- Do NOT use Link or Image content types.
- Target networks often try to "scrape" the original URL of a Link post - bypassing the image and text that you crafted in Studio.
- Target networks handle Image posts very differently, and can only handle a single image.
- DO use Article or Video content types.
- With article and video posts, SocialChrous is the source of truth about the post. The target network cannot bypass SocialChorus and scrape images or text from anywhere else.
- If you really want to do Link posts AND you have access to the source website metadata...
If your source content is on a website where you can edit the page metadata, implementing Open Graph tags in a webpage's metadata can lead to more consistent results when posting content across SocialChorus, Facebook, Twitter, and LinkedIn, as they all check for og: tags. Open Graph tags are an industry standard for helping platforms scrape the desired text and images, as outlined in our article about how images and text are generated from links.
Additional Advocacy Strategy Notes
SocialChorus can best support advocacy by getting the right information to the right audience in the right digital place to enable word of mouth and digital or social sharing. The strongest advocacy occurs when the employee decides where/how they’d like to share and does so in their own words. To promote this kind of advocacy, there are many things that you can do:
- Publish content that engages employees and helps drive their understanding of our business objectives and purpose.
- Publish shareable content every week. This can include content from feeds, external media, etc.
- Educate employees about the HOW and the WHY of advocacy.
- For example, if you have company hashtags, standard messaging, important brand details, etc., educate your employees to include these important details in shared content.
- Use data to understand when most users are in your program and use campaigns (Smart, Email, Push) to encourage advocacy.
- Encourage participation through contests.
- Recognize champions who demonstrate their interest in advocacy (e.g. Top Sharers per quarter).
- Share how the employee’s participation in advocacy efforts are supporting your program’s strategic goals.
Note, this list of strategy ideas is generic.

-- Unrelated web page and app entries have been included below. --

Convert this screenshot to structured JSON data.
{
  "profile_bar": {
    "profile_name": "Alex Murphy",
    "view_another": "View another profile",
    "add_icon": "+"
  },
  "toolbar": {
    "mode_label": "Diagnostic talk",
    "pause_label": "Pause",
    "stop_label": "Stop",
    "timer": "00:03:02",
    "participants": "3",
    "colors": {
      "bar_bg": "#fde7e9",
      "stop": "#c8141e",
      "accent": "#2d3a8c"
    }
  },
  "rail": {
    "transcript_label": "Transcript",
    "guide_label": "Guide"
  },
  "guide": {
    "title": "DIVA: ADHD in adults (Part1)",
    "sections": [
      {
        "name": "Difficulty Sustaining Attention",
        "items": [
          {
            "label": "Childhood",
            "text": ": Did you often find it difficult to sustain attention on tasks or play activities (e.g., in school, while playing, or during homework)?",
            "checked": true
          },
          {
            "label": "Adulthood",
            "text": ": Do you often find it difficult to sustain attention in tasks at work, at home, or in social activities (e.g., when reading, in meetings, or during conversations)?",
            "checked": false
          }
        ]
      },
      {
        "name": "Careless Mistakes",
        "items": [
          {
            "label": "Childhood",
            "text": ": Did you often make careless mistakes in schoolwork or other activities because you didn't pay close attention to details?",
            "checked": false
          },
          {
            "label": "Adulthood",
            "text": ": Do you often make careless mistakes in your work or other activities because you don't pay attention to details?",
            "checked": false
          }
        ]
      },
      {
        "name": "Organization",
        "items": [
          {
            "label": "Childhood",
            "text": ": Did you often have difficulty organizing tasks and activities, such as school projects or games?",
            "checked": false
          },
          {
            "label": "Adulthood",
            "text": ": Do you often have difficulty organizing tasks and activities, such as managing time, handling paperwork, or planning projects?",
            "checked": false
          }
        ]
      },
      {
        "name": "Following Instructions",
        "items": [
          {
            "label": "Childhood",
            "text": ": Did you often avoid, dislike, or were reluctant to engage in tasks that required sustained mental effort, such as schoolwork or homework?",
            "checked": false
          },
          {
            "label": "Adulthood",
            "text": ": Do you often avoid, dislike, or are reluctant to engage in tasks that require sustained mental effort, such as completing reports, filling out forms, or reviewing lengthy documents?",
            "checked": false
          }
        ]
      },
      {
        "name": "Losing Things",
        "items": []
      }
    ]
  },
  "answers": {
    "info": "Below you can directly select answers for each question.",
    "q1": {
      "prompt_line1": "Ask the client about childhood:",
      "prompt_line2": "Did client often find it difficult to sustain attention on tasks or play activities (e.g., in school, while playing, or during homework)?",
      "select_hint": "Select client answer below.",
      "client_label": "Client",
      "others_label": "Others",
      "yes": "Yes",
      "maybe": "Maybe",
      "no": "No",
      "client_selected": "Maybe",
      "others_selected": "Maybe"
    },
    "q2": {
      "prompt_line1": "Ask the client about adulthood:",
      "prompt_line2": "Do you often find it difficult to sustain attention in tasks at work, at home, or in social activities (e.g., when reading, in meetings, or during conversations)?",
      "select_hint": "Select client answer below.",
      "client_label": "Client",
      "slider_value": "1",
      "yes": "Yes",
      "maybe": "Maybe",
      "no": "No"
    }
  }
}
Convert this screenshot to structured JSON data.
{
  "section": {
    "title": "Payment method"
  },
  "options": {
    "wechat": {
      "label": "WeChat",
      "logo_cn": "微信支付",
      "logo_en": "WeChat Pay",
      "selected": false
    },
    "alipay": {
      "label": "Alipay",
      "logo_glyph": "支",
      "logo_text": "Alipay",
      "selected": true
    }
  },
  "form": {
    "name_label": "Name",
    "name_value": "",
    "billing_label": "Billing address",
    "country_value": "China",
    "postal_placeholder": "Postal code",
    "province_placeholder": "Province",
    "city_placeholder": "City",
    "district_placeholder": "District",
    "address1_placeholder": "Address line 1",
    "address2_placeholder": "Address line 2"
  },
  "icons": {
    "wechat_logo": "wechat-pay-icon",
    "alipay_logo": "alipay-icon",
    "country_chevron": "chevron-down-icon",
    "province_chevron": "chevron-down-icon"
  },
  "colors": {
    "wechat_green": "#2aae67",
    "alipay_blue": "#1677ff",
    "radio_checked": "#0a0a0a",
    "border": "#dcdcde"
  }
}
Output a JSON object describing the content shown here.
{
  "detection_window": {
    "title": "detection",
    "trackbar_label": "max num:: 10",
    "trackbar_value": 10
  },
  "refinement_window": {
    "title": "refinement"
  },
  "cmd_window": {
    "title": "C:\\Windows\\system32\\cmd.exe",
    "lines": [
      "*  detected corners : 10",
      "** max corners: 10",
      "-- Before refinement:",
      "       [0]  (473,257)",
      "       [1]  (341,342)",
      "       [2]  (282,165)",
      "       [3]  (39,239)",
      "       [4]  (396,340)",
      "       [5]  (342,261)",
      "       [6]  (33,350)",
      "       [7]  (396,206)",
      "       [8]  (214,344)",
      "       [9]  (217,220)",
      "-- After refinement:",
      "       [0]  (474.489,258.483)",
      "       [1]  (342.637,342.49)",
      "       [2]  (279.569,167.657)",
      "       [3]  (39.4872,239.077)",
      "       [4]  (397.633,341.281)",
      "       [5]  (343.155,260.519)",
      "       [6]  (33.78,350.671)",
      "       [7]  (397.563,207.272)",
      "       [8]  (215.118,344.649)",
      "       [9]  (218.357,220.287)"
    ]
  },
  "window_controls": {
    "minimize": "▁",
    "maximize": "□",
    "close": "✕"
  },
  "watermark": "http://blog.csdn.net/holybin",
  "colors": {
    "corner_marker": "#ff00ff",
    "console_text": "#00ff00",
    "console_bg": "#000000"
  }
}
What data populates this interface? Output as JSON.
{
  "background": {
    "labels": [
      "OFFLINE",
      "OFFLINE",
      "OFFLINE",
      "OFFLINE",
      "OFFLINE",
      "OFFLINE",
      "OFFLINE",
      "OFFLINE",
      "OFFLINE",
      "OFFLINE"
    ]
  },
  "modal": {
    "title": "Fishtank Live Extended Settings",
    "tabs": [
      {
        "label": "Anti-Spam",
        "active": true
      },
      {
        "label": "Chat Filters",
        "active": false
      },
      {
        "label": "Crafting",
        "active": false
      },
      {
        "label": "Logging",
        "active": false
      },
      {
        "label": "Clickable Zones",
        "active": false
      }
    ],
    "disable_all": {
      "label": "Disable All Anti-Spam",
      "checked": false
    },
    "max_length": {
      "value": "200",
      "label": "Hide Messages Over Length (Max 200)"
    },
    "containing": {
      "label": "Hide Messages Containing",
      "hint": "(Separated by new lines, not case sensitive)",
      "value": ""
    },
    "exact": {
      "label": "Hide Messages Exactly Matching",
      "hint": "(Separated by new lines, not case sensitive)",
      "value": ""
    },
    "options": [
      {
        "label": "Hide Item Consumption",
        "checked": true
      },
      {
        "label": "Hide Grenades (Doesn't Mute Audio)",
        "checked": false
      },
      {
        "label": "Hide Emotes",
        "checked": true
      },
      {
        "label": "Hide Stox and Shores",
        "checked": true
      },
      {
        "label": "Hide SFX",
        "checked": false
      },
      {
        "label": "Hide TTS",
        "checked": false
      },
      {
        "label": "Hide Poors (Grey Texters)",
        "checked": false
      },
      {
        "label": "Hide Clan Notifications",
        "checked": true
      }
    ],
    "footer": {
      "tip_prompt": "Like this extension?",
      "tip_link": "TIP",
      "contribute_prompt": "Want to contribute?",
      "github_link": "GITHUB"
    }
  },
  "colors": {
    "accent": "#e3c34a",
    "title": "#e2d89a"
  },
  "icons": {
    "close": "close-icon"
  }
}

If you are working on your advocacy strategy, remember to reach out to your Engagement Manager. They are a great resource for diving into the strategy, maximizing your platform usage, and positioning everything relative to your larger business goals.